In the days of the old movie studio system, the big film studios, stars, and their publicists carefully managed the stars' public images, keenly aware that audiences would turn on them if they appeared anything other than glamorous, fun (within bounds of propriety), and straight. Stars could be taken down by breaking up a marriage, having affairs, or having a child out of wedlock. Ingrid Bergman managed that trifecta when she shacked up with the married Roberto Rossellini and gave birth to a son just days before her own divorce was finalized. It took America a long time to forgive.
The now years-long hatefest on Gwyneth Paltrow calls to mind this same sensitivity to image. Paltrow does not appear to have a life that is very different from other celebrities. She dresses in nice clothes, goes on vacation, eats at expensive restaurants. The difference is that she has a website, Goop.com, that highlights the clothes, the vacations, the restaurants. Goop provides transparency to the reality of Paltrow's life—and we really, really don't like that.
The 20th-century audience's insistence on glamour and propriety has been replaced with a new template of demands: Celebrities should be down-to-earth, smooth but not too smooth, and self-deprecating. We mostly don't care if someone has a child outside of marriage or is gay, all of which is great. But while the nature of the demands on celebrity behavior has changed, the fact of these demands has not. We still demand they provide a sanitized image of their reality.
I am certain that Vin Diesel does not live in a dump and that Jennifer Lawrence doesn't stay at the Motel 8 when she travels. But without their own Goops, we don't have to think about that. Likewise there are celebrities who are reportedly terrible people. Serious, in-depth articles have contended that Matthew Fox is physically abusive and Tobey Maguire is verbally abusive—I mean really awful. But these things make barely a ripple in the cultural ecosystem, partly because they are no longer huge stars but also because their images are so likable, Fox with his All-American good looks and Maguire with his aw-shucks nerd-made-good persona.
It seems like an infantile mentality to punish stars who are honest about their lives, who are open about their luxuries or the fact that being hounded by paparazzi is a horrible experience. Even clothed in terms of class awareness or antimaterialism, it smacks of 1930s fantasy. And maybe just a tiny bit of misogyny, since we tend to get whipped up in a furor over women far more than men, who if anything are hated for being objects of desire or popularity with women, not for living the good life and being happy about it.

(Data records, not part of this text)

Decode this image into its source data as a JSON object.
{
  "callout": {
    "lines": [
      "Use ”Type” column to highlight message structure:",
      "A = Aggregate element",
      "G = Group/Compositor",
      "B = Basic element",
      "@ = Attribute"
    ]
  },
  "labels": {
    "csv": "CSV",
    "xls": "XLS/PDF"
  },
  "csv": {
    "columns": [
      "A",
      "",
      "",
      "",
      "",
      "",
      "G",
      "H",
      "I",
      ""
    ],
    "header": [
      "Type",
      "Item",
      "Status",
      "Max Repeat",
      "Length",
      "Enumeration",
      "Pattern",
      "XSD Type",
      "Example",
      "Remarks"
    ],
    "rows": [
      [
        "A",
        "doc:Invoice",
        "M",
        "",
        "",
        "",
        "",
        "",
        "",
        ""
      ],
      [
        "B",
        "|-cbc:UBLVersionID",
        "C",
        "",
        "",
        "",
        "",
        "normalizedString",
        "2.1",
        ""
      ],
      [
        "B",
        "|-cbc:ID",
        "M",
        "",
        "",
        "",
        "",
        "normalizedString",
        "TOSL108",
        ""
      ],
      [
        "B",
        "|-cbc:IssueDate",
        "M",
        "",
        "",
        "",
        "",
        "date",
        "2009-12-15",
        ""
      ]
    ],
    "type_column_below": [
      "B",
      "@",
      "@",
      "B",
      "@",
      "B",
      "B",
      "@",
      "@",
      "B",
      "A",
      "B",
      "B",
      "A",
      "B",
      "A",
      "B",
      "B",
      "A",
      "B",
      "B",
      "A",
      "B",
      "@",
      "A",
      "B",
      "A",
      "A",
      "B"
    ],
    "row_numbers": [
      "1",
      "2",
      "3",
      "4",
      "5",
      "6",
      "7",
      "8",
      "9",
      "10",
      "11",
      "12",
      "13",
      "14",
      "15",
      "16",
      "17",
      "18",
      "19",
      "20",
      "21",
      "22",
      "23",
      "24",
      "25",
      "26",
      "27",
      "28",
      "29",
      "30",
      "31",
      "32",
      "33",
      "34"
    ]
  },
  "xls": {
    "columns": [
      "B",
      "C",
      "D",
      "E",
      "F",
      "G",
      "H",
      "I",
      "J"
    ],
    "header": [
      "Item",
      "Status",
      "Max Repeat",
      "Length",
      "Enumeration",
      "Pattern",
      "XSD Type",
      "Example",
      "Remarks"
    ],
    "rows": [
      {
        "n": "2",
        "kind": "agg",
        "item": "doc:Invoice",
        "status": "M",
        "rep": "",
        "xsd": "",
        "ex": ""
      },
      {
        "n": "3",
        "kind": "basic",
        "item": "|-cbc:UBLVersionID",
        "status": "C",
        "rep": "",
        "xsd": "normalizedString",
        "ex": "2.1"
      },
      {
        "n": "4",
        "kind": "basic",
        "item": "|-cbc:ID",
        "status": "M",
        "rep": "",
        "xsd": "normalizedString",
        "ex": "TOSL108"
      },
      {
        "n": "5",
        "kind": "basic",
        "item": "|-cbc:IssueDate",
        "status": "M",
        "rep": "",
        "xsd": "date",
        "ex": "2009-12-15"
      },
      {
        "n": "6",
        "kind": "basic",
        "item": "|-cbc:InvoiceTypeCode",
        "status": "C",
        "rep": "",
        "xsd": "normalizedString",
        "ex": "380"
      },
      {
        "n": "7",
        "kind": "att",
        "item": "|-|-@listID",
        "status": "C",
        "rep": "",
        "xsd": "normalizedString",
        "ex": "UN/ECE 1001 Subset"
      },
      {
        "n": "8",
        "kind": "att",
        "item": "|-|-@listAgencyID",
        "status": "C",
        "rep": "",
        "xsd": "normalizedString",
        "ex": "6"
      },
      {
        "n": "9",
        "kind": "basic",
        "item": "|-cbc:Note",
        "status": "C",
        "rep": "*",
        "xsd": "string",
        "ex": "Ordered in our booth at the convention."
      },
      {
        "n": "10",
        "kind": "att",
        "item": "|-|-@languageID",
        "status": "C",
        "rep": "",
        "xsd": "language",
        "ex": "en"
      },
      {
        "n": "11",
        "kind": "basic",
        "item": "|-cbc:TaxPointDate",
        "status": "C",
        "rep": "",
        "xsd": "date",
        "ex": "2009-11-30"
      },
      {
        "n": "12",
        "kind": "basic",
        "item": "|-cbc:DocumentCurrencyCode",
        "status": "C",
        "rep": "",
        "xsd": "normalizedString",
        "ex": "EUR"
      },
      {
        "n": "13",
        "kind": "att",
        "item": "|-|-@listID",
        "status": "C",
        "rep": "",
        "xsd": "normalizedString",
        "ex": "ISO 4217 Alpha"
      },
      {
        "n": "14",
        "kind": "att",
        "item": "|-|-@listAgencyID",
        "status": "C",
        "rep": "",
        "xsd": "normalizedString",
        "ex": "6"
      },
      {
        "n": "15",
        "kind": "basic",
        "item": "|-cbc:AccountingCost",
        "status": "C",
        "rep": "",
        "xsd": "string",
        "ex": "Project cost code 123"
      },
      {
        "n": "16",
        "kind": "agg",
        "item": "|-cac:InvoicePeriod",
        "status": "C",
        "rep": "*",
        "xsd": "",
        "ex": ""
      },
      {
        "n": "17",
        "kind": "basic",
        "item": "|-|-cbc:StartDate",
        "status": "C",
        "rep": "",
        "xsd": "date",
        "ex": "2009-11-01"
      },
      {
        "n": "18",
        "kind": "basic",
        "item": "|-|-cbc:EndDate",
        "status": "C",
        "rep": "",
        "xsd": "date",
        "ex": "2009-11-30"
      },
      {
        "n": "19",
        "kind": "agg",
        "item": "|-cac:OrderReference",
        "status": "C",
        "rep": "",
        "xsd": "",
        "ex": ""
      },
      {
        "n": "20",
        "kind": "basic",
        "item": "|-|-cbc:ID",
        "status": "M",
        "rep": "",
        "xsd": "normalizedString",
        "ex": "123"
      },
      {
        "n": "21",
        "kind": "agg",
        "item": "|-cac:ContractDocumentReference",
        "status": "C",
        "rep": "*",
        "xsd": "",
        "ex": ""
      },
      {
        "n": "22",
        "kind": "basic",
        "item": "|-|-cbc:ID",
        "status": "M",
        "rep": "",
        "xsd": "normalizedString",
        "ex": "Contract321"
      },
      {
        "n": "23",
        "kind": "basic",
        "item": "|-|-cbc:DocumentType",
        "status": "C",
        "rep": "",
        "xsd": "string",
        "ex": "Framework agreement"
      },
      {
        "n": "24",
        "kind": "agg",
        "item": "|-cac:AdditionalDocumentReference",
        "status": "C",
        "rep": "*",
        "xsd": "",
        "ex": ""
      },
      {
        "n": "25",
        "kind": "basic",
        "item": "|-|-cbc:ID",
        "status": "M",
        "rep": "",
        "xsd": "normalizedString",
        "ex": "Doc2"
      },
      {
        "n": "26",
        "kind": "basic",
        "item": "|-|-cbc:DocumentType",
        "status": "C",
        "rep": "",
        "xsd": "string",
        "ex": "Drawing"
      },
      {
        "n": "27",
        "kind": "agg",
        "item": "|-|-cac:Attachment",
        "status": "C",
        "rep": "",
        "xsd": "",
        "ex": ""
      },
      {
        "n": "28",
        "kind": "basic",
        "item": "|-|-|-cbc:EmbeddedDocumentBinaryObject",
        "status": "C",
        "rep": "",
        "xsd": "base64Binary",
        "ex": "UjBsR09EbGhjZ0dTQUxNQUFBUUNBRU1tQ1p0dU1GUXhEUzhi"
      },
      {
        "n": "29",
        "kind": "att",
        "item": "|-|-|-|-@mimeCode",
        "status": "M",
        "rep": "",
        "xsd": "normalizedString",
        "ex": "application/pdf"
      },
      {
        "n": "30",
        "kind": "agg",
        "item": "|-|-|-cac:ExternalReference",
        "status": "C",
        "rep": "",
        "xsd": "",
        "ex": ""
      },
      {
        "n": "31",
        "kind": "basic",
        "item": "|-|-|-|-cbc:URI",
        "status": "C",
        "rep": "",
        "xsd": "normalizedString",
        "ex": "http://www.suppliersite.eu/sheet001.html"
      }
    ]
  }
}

Worst of all is that when we fixate on Paltrow's excesses, we reinforce the delusion that the problem of income inequality lies elsewhere. After she tried to buy a week's worth of groceries on the welfare allowance of $29 this past week, critics noted that the cost of a page of luxuries touted on Goop could feed a family for a year. While the rich should pay their fair share of taxes and corporations should pay their employees a good living wage, this kind of spotlight on individual celebrity excess directs our gaze to the super-rich, leaving our own excesses off-stage. How many families could be fed for a year by the amount those critics—and we their co-conspirators—spend on clothes, shoes, travel, restaurants? In the end, most of us participating in the hatefest are more like Gwyneth Paltrow than the poor family we imagine her wronging. Maybe a desire to have the reality of celebrities' lives veiled is in part a desire to have the reality of our own lives, our own privileges, veiled.